Exercise description
For the entries that follow, set down each one exactly and drop any pictures.

Data shown
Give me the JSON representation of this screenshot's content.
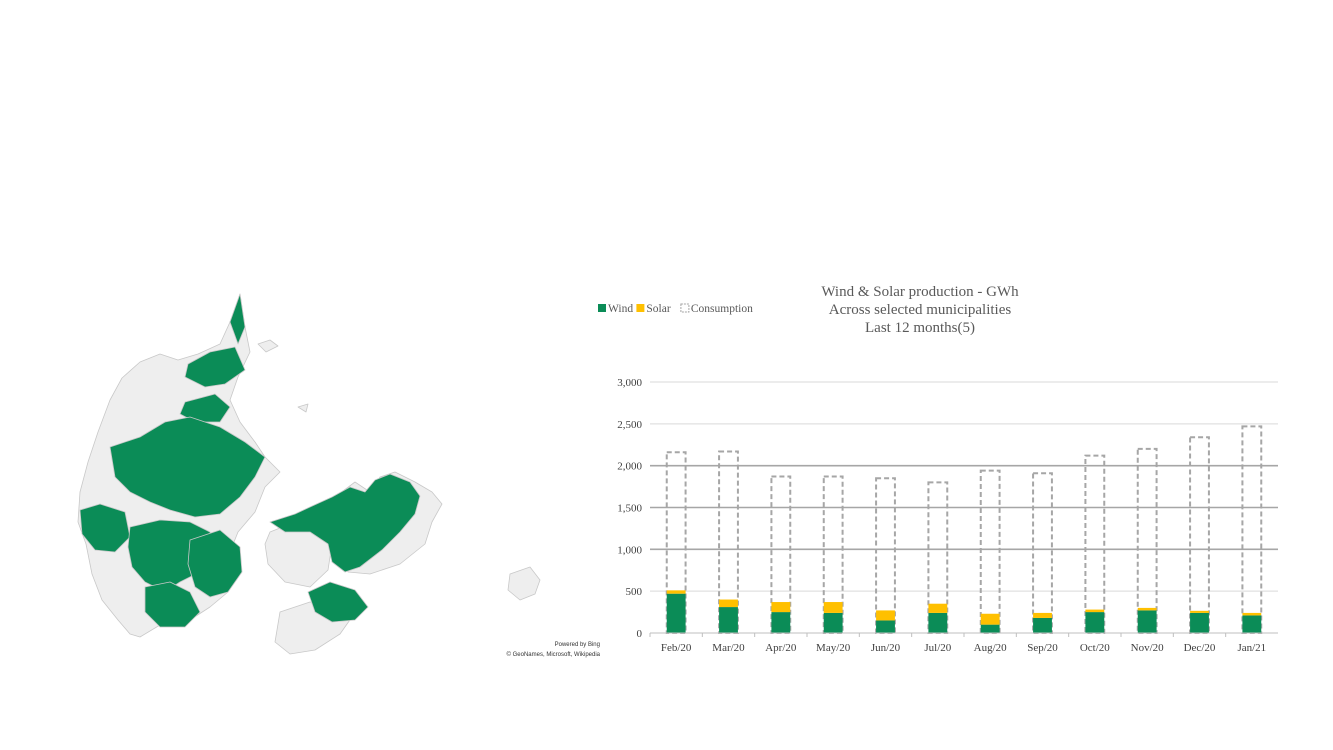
{
  "map": {
    "powered_by": "Powered by Bing",
    "attribution": "© GeoNames, Microsoft, Wikipedia",
    "selected_color": "#0b8c57",
    "unselected_color": "#eeeeee"
  },
  "chart_data": {
    "type": "bar",
    "stacked": true,
    "title": [
      "Wind & Solar production - GWh",
      "Across selected municipalities",
      "Last 12 months(5)"
    ],
    "xlabel": "",
    "ylabel": "",
    "categories": [
      "Feb/20",
      "Mar/20",
      "Apr/20",
      "May/20",
      "Jun/20",
      "Jul/20",
      "Aug/20",
      "Sep/20",
      "Oct/20",
      "Nov/20",
      "Dec/20",
      "Jan/21"
    ],
    "series": [
      {
        "name": "Wind",
        "color": "#0b8c57",
        "values": [
          470,
          310,
          250,
          240,
          150,
          240,
          100,
          180,
          250,
          270,
          240,
          210
        ]
      },
      {
        "name": "Solar",
        "color": "#ffc000",
        "values": [
          40,
          90,
          120,
          130,
          120,
          110,
          130,
          60,
          30,
          30,
          25,
          30
        ]
      },
      {
        "name": "Consumption",
        "color": "#a6a6a6",
        "style": "dashed-outline",
        "values": [
          2160,
          2170,
          1870,
          1870,
          1850,
          1800,
          1940,
          1910,
          2120,
          2200,
          2340,
          2470
        ]
      }
    ],
    "yticks": [
      "0",
      "500",
      "1,000",
      "1,500",
      "2,000",
      "2,500",
      "3,000"
    ],
    "ylim": [
      0,
      3000
    ],
    "grid": true,
    "legend_position": "top-left"
  }
}
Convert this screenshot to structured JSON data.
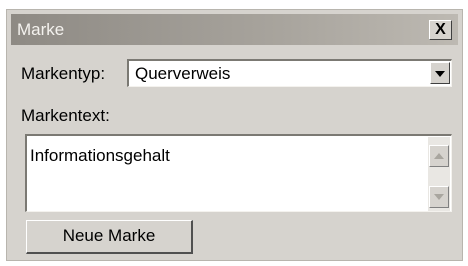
{
  "window": {
    "title": "Marke",
    "close_label": "X"
  },
  "form": {
    "markentyp_label": "Markentyp:",
    "markentyp_value": "Querverweis",
    "markentext_label": "Markentext:",
    "markentext_value": "Informationsgehalt"
  },
  "actions": {
    "new_mark_label": "Neue Marke"
  },
  "icons": {
    "close": "close-icon",
    "dropdown": "chevron-down-icon",
    "scroll_up": "arrow-up-icon",
    "scroll_down": "arrow-down-icon"
  },
  "colors": {
    "dialog_bg": "#d6d3ce",
    "titlebar": "#8e8a84"
  }
}
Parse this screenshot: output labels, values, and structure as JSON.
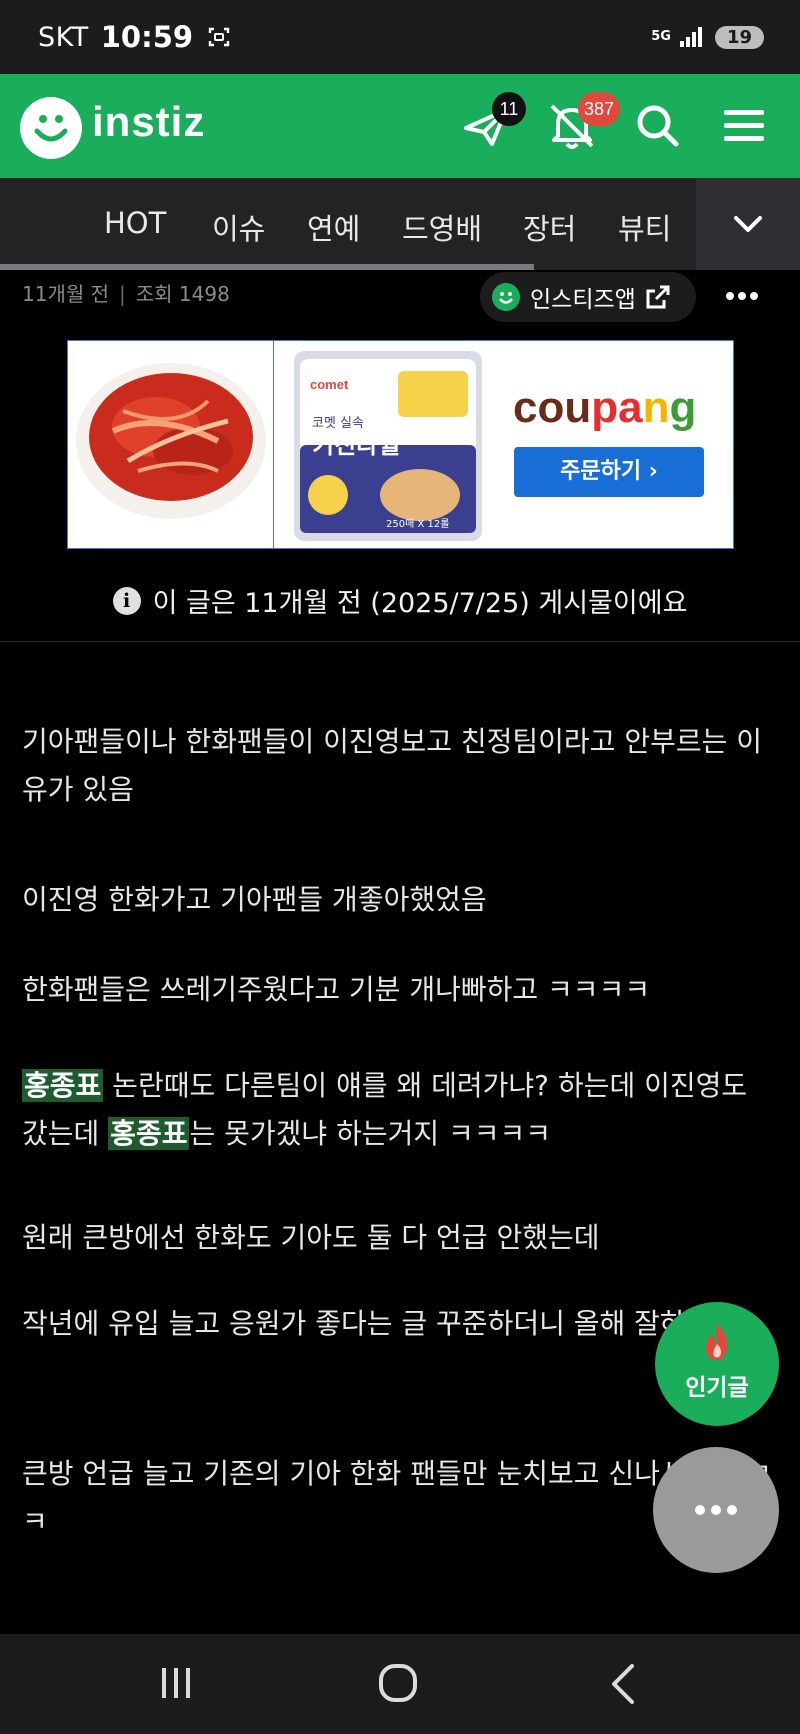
{
  "status_bar": {
    "carrier": "SKT",
    "time": "10:59",
    "network": "5G",
    "battery": "19",
    "icons": [
      "screenshot-icon",
      "signal-icon"
    ]
  },
  "header": {
    "logo_text": "instiz",
    "message_badge": "11",
    "notification_badge": "387",
    "icons": [
      "paper-plane-icon",
      "bell-off-icon",
      "search-icon",
      "menu-icon"
    ],
    "brand_color": "#1aad5b"
  },
  "category_nav": {
    "items": [
      "HOT",
      "이슈",
      "연예",
      "드영배",
      "장터",
      "뷰티"
    ],
    "more_icon": "chevron-down-icon"
  },
  "meta": {
    "time_ago": "11개월 전",
    "views": "조회 1498",
    "app_button_label": "인스티즈앱"
  },
  "ad": {
    "product_label_1": "코멧 실속",
    "product_label_2": "키친타월",
    "product_small": "250매 X 12롤",
    "brand_parts": [
      "cou",
      "pa",
      "n",
      "g"
    ],
    "brand_colors": [
      "#6a2b1a",
      "#e52f2f",
      "#f4b400",
      "#3f9c35"
    ],
    "cta_label": "주문하기 ›"
  },
  "notice": {
    "icon": "info-icon",
    "text": "이 글은 11개월 전 (2025/7/25) 게시물이에요"
  },
  "article": {
    "p1": "기아팬들이나 한화팬들이 이진영보고 친정팀이라고 안부르는 이유가 있음",
    "p2": "이진영 한화가고 기아팬들 개좋아했었음",
    "p3": "한화팬들은 쓰레기주웠다고 기분 개나빠하고 ㅋㅋㅋㅋ",
    "p4_highlight": "홍종표",
    "p4_a": " 논란때도 다른팀이 얘를 왜 데려가냐? 하는데 이진영도 갔는데 ",
    "p4_b": "는 못가겠냐 하는거지 ㅋㅋㅋㅋ",
    "p5": "원래 큰방에선 한화도 기아도 둘 다 언급 안했는데",
    "p6": "작년에 유입 늘고 응원가 좋다는 글 꾸준하더니 올해 잘하니깐",
    "p7": "큰방 언급 늘고 기존의 기아 한화 팬들만 눈치보고 신나서 글씀ㅋㅋ"
  },
  "fab": {
    "popular_label": "인기글",
    "popular_icon": "fire-icon",
    "more_icon": "more-dots-icon"
  },
  "nav_bar": {
    "icons": [
      "recent-apps-icon",
      "home-icon",
      "back-icon"
    ]
  }
}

Answer box
Give me the JSON representation of this screenshot's content.
{
  "map": {
    "powered_by": "Powered by Bing",
    "attribution": "© GeoNames, Microsoft, Wikipedia",
    "selected_color": "#0b8c57",
    "unselected_color": "#eeeeee"
  },
  "chart_data": {
    "type": "bar",
    "stacked": true,
    "title": [
      "Wind & Solar production - GWh",
      "Across selected municipalities",
      "Last 12 months(5)"
    ],
    "xlabel": "",
    "ylabel": "",
    "categories": [
      "Feb/20",
      "Mar/20",
      "Apr/20",
      "May/20",
      "Jun/20",
      "Jul/20",
      "Aug/20",
      "Sep/20",
      "Oct/20",
      "Nov/20",
      "Dec/20",
      "Jan/21"
    ],
    "series": [
      {
        "name": "Wind",
        "color": "#0b8c57",
        "values": [
          470,
          310,
          250,
          240,
          150,
          240,
          100,
          180,
          250,
          270,
          240,
          210
        ]
      },
      {
        "name": "Solar",
        "color": "#ffc000",
        "values": [
          40,
          90,
          120,
          130,
          120,
          110,
          130,
          60,
          30,
          30,
          25,
          30
        ]
      },
      {
        "name": "Consumption",
        "color": "#a6a6a6",
        "style": "dashed-outline",
        "values": [
          2160,
          2170,
          1870,
          1870,
          1850,
          1800,
          1940,
          1910,
          2120,
          2200,
          2340,
          2470
        ]
      }
    ],
    "yticks": [
      "0",
      "500",
      "1,000",
      "1,500",
      "2,000",
      "2,500",
      "3,000"
    ],
    "ylim": [
      0,
      3000
    ],
    "grid": true,
    "legend_position": "top-left"
  }
}
Convert this screenshot to structured JSON data.
{
  "window": {
    "title": "Marke",
    "close_label": "X"
  },
  "form": {
    "markentyp_label": "Markentyp:",
    "markentyp_value": "Querverweis",
    "markentext_label": "Markentext:",
    "markentext_value": "Informationsgehalt"
  },
  "actions": {
    "new_mark_label": "Neue Marke"
  },
  "icons": {
    "close": "close-icon",
    "dropdown": "chevron-down-icon",
    "scroll_up": "arrow-up-icon",
    "scroll_down": "arrow-down-icon"
  },
  "colors": {
    "dialog_bg": "#d6d3ce",
    "titlebar": "#8e8a84"
  }
}
Parse this screenshot: output labels, values, and structure as JSON.
{
  "status_bar": {
    "carrier": "SKT",
    "time": "10:59",
    "network": "5G",
    "battery": "19",
    "icons": [
      "screenshot-icon",
      "signal-icon"
    ]
  },
  "header": {
    "logo_text": "instiz",
    "message_badge": "11",
    "notification_badge": "387",
    "icons": [
      "paper-plane-icon",
      "bell-off-icon",
      "search-icon",
      "menu-icon"
    ],
    "brand_color": "#1aad5b"
  },
  "category_nav": {
    "items": [
      "HOT",
      "이슈",
      "연예",
      "드영배",
      "장터",
      "뷰티"
    ],
    "more_icon": "chevron-down-icon"
  },
  "meta": {
    "time_ago": "11개월 전",
    "views": "조회 1498",
    "app_button_label": "인스티즈앱"
  },
  "ad": {
    "product_label_1": "코멧 실속",
    "product_label_2": "키친타월",
    "product_small": "250매 X 12롤",
    "brand_parts": [
      "cou",
      "pa",
      "n",
      "g"
    ],
    "brand_colors": [
      "#6a2b1a",
      "#e52f2f",
      "#f4b400",
      "#3f9c35"
    ],
    "cta_label": "주문하기 ›"
  },
  "notice": {
    "icon": "info-icon",
    "text": "이 글은 11개월 전 (2025/7/25) 게시물이에요"
  },
  "article": {
    "p1": "기아팬들이나 한화팬들이 이진영보고 친정팀이라고 안부르는 이유가 있음",
    "p2": "이진영 한화가고 기아팬들 개좋아했었음",
    "p3": "한화팬들은 쓰레기주웠다고 기분 개나빠하고 ㅋㅋㅋㅋ",
    "p4_highlight": "홍종표",
    "p4_a": " 논란때도 다른팀이 얘를 왜 데려가냐? 하는데 이진영도 갔는데 ",
    "p4_b": "는 못가겠냐 하는거지 ㅋㅋㅋㅋ",
    "p5": "원래 큰방에선 한화도 기아도 둘 다 언급 안했는데",
    "p6": "작년에 유입 늘고 응원가 좋다는 글 꾸준하더니 올해 잘하니깐",
    "p7": "큰방 언급 늘고 기존의 기아 한화 팬들만 눈치보고 신나서 글씀ㅋㅋ"
  },
  "fab": {
    "popular_label": "인기글",
    "popular_icon": "fire-icon",
    "more_icon": "more-dots-icon"
  },
  "nav_bar": {
    "icons": [
      "recent-apps-icon",
      "home-icon",
      "back-icon"
    ]
  }
}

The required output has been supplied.